Of course, New Zealand hasn’t walked away from the TPPA.
The current goal is to close off the 11-country TPPA at the APEC leaders’ meeting in October. That won’t happen, although intense political pressure could get them quite near. By then Japan will have come on board and the talks will become more complicated.
There are rumours the US might be prepared to sacrifice the time line to bring more Asian countries into the TPPA, presumably to intensify the pressure on China. But despite public urging from US, South Korea has said it won’t seek to join the TPPA talks at this stage because its focus is on a bilateral negotiation with China and a three-way deal with China and Japan.
Assuming the TPPA doesn’t conclude at APEC in Bali in October more meetings will be required, especially at the level of trade ministers and even political leaders. In recent years these have occurred at the margins of APEC, when the minister and leaders are all in one place. But in 2013 China is chairing APEC. Are the APEC members involved in the TPPA planning to have side meetings in China, rubbing the hosts’ nose in a US-led deal that is so overtly hostile?
Which brings us to the parallel world of the RCEP. New Zealand along with Australia, the Asean countries, Japan, India and South Korea are about to start negotiating a mega-agreement that pivots around China. Six of them (Singapore, Malaysia, Vietnam, Japan, Australia and New Zealand) will also be negotiating the TPPA.
With different strategic and foreign policy drivers, and very different economic models, how can the TPPA and RCEP be reconciled? Tim Groser’s happy image has them all ultimately docking together into one grand regional APEC free trade agreement. I don’t think so.
Where does that leave countries like New Zealand that are straddling the two? According to Key in November 2012: ‘Our basic proposition is we welcome the RCEP talks but TPP is the big game for us at the moment’. Will he be telling that to China’s President Xi and Premier Li when he meets them this week?
Which brings me back to the China tour. Coverage to date suggests the Bo’ao conference is the first stop by the PM, several Chinese-New Zealand MPs and a corporate entourage in a trade mission to China.
This line rests on three assumptions: first, that our export interests should, and do, drive our relations with China; second, that trade is politically neutral, so we can play with everyone in the world; and third, that we can sign politically motivated deals with major powers who are in conflict with each other, without having to take sides.
In reality, so-called ‘trade’ negotiations have become proxies through which a new competitive imperialism is being pursued. In the 1990s competitive imperialism described the race between the US and European Union to extend their hegemony. Today, it involves a new cold war between the US and China.
Given the ascendancy of Asia, and China in particular, what position New Zealand takes and how we maintain our independence, is crucially important.
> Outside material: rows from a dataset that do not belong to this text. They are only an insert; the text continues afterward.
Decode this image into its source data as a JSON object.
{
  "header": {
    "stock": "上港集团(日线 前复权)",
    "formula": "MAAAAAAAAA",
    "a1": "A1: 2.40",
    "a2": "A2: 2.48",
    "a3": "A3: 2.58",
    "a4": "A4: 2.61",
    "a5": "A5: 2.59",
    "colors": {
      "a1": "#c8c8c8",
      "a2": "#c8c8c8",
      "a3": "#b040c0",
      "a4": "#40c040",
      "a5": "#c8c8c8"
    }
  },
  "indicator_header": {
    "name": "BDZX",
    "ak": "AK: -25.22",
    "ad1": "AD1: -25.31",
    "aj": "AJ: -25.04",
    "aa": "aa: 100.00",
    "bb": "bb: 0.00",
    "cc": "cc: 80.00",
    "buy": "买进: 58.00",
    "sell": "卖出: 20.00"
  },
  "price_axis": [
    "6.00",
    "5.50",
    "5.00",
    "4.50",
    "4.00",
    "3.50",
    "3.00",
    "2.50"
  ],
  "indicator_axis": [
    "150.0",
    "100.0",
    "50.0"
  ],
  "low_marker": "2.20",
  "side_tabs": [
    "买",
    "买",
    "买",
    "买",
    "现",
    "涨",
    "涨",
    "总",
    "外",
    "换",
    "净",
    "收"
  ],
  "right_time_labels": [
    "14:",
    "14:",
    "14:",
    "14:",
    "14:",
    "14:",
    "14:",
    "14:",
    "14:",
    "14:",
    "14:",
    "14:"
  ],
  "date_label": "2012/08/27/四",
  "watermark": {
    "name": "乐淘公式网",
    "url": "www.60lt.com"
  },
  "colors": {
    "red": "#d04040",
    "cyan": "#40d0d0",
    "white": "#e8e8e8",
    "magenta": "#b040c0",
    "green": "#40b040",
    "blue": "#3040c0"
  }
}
These are matters of foreign policy, not isolated commercial issues.
We should not assume that China is sitting passively and contented as the US strategy plays out through the TPPA. China’s own priorities are clear from the order in which it has listed the dignitaries attending the Bo’ao conference. According to the Australian Financial Times, Brunei, Kazakhstan, Myanmar, Zambia, Mexico and Cambodia are higher up the list than Gillard at number 11 – she is even outranked by John Key.
The media would serve us well by interrogating Key about these deeper foreign policy issues. Hopefully he can perform better than at his post-Cabinet press conference last week. According to the Scoop transcript, when asked if was he was concerned about Japan joining the TPPA, Key replied that ‘China did not actually get a voice on the TPPA’.
As with Latin America, these questions that deserve more attention than Key’s smiles and waves, or even than the fallout from the recent calamities in China involving Fonterra and Zespri.